I have to confess to some frustration with this post; not, I should quickly say, with Kristian’s contribution at all. No it was with my ability to ‘clean up’ the audio in post-production to get it to the point where it was acceptable for podcasting. I tried my best in Audacity, but I wasn’t up to the job. Or perhaps the fact that we conducted our chat over the phone, coupled with the equipment I used, meant that the original audio quality didn’t provide much to work with?
I’ve had a few audio blunders during the course of my interviews, although fortunately, few which rendered the contributions of my kind participants unusable for my research. For the most part, I could hear well enough to transcribe the audio, and being able to capture people’s insights is what really matters. Although one might consider publishing the podcast is a bonus, it was for me a fundamental part of trying to bring something new to the research and problematising the notion that participant anonymity is always the most appropriate route. By not providing a crystal clear rendering of my participants’ contributions, I feel I have let them down somewhat.
With a broad range of experiences, educator John Heffernan (@johnmayo on Twitter) currently finds himself transplanted from Ireland, his home, into Virginia, United States. John discusses the part that Twitter played in that, connecting him with ‘interesting, smart people’ and exposing him to people who ‘have different views and different lifestyles.’…
CPDin140 – John Johnston For once John Johnston (@johnjohnston on Twitter) finds himself on the other side of the mixing desk, having kindly volunteered to contribute his experiences to the project. John ranged broad and wide, introducing me to new concepts such as ‘continuing amateur development‘ and ‘opinionated‘ software. And what a wonderful way to […]

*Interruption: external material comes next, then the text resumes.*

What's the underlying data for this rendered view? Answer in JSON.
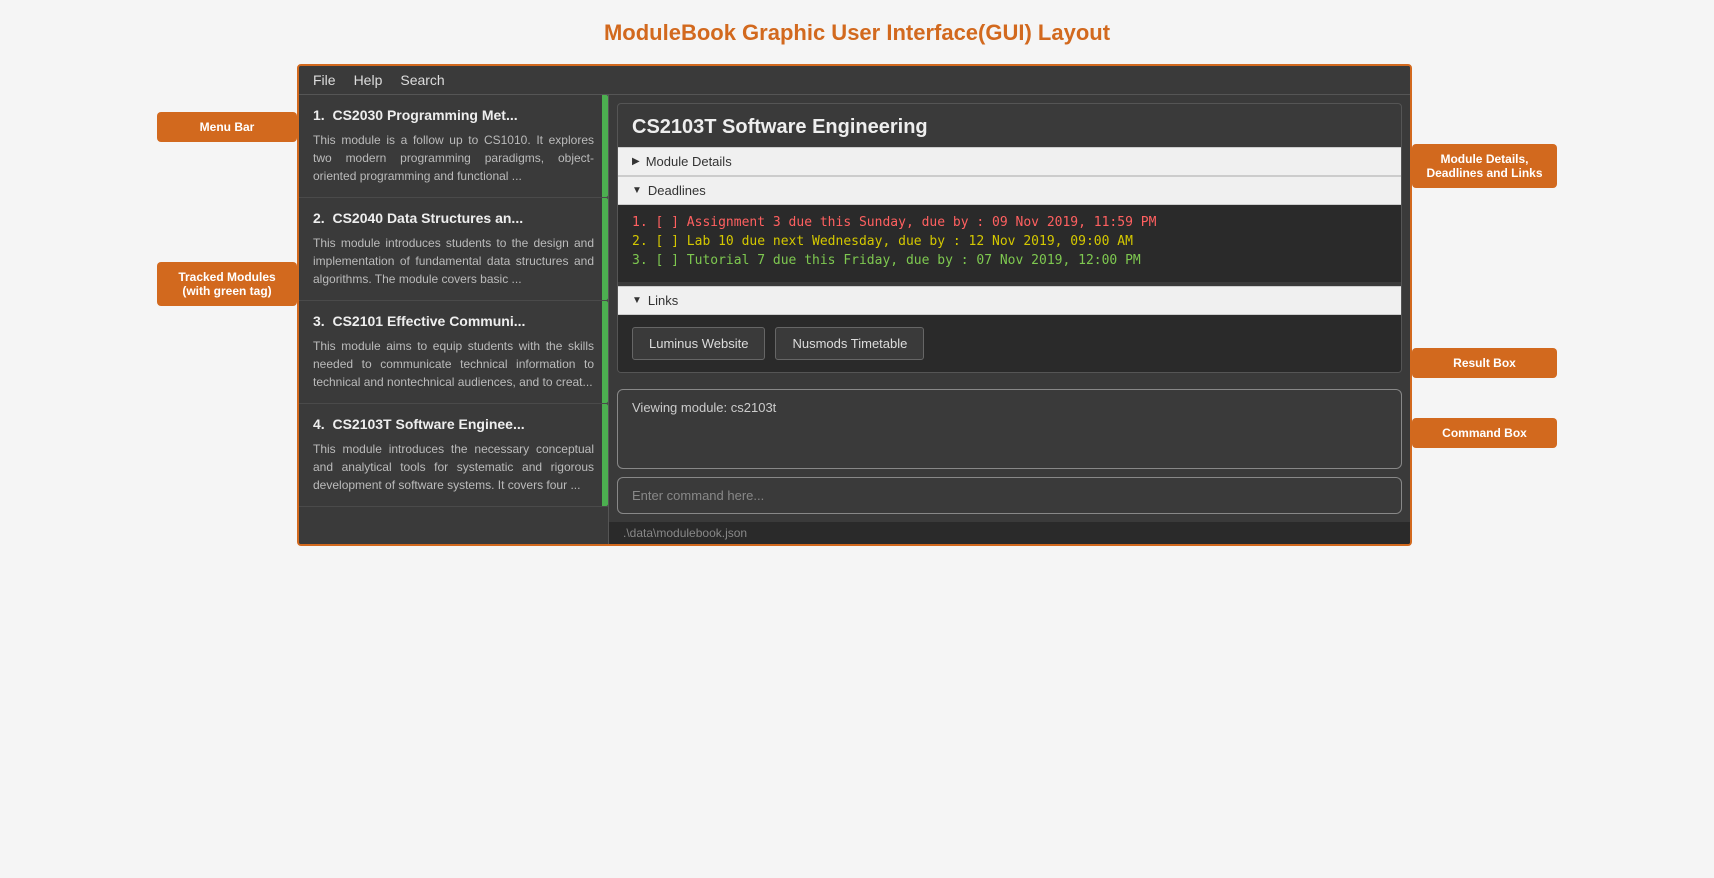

Some while ago, I made an ethics submission seeking approval to post recorded interviews as podcasts, provided participants gave their permission of course. I’ve posted these through a channel onRadio Edutalk, “a project to gather the voices of educators,” but haven’t yet mentioned that on here, which seems remiss. Time then to set the record straight, so from here forward, I’ll reblog each new podcast posts from Edutalk to here.
In the meantime, let me bring things up to date with a list of the podcasts already created:
Chris Bailey (@mrchrisjbailey on Twitter) noted that Twitter provides value in the ‘connections‘ it enables and the opportunities for ‘sharing‘ which open up, but we need to be conscious of whether it might also ‘distract’.
During a recent interview, Joe Dale mentioned a useful new app he’d found which offered some potential in the context of professional sharing – Anchor. It’s a free (as of Jan 2017) smartphone app (Android & Apple) through which you can create a two-minute audio posting (a ‘Wave’) which others can listen to, then respond, again in audio. Joe (with Rachel Smith) had experimented with it by posting a question posed by one of the #mfltwitterati, then crowdsourcing responses from Anchor users. The final combined thread is then presented as a single, stitched audio stream, where the question and responses form a coherent whole.Read More »